## What to do
State how many lines below hold the word "label". Give that number and no other text.

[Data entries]
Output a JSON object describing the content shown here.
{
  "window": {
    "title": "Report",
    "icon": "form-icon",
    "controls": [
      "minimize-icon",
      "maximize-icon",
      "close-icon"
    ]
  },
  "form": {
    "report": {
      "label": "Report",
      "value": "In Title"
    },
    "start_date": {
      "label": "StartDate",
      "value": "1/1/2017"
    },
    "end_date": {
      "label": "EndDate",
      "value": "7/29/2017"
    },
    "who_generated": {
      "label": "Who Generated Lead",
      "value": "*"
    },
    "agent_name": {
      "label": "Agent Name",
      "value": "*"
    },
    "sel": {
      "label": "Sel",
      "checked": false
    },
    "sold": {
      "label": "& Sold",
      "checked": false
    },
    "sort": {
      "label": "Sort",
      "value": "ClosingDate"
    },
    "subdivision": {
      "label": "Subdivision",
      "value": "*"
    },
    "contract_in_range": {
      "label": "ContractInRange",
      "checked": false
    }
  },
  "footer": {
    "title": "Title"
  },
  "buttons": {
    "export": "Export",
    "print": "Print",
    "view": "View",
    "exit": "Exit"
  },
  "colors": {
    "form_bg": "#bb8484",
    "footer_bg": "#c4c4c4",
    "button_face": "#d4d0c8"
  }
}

## Written solution
10